Description of the task: Only the number is needed. Please count the lines below in which the word "label" occurs.

(Website and app data records)

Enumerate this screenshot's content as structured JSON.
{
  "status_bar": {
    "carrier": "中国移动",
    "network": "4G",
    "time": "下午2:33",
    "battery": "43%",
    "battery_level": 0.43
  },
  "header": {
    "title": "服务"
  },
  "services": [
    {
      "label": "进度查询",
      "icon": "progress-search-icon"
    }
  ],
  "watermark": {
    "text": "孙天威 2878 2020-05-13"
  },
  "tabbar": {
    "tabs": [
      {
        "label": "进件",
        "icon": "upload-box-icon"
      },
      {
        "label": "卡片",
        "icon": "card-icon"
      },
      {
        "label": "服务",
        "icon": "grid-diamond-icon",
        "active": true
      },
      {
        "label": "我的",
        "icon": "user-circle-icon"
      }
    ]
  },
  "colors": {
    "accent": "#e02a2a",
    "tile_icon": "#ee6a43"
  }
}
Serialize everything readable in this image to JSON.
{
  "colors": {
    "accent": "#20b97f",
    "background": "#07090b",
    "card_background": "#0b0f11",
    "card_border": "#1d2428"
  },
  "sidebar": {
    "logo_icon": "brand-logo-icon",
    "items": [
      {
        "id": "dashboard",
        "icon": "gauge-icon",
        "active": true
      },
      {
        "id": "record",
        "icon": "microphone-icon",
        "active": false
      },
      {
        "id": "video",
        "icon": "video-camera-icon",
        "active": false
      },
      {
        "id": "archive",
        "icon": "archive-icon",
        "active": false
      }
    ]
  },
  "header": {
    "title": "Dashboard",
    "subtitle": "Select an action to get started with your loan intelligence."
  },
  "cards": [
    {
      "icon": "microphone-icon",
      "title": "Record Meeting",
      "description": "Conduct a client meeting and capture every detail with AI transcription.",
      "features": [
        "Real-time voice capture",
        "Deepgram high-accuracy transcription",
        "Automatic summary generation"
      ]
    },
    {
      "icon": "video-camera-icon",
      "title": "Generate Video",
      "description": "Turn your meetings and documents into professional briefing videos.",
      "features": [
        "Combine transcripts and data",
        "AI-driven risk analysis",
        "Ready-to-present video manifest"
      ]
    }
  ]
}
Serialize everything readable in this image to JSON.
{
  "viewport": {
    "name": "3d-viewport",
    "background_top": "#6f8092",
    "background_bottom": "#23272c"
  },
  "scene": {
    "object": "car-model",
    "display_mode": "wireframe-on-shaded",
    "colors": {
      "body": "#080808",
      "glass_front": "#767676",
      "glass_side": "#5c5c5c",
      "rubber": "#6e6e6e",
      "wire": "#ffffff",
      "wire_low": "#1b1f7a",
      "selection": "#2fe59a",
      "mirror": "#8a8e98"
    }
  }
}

Expected answer: 5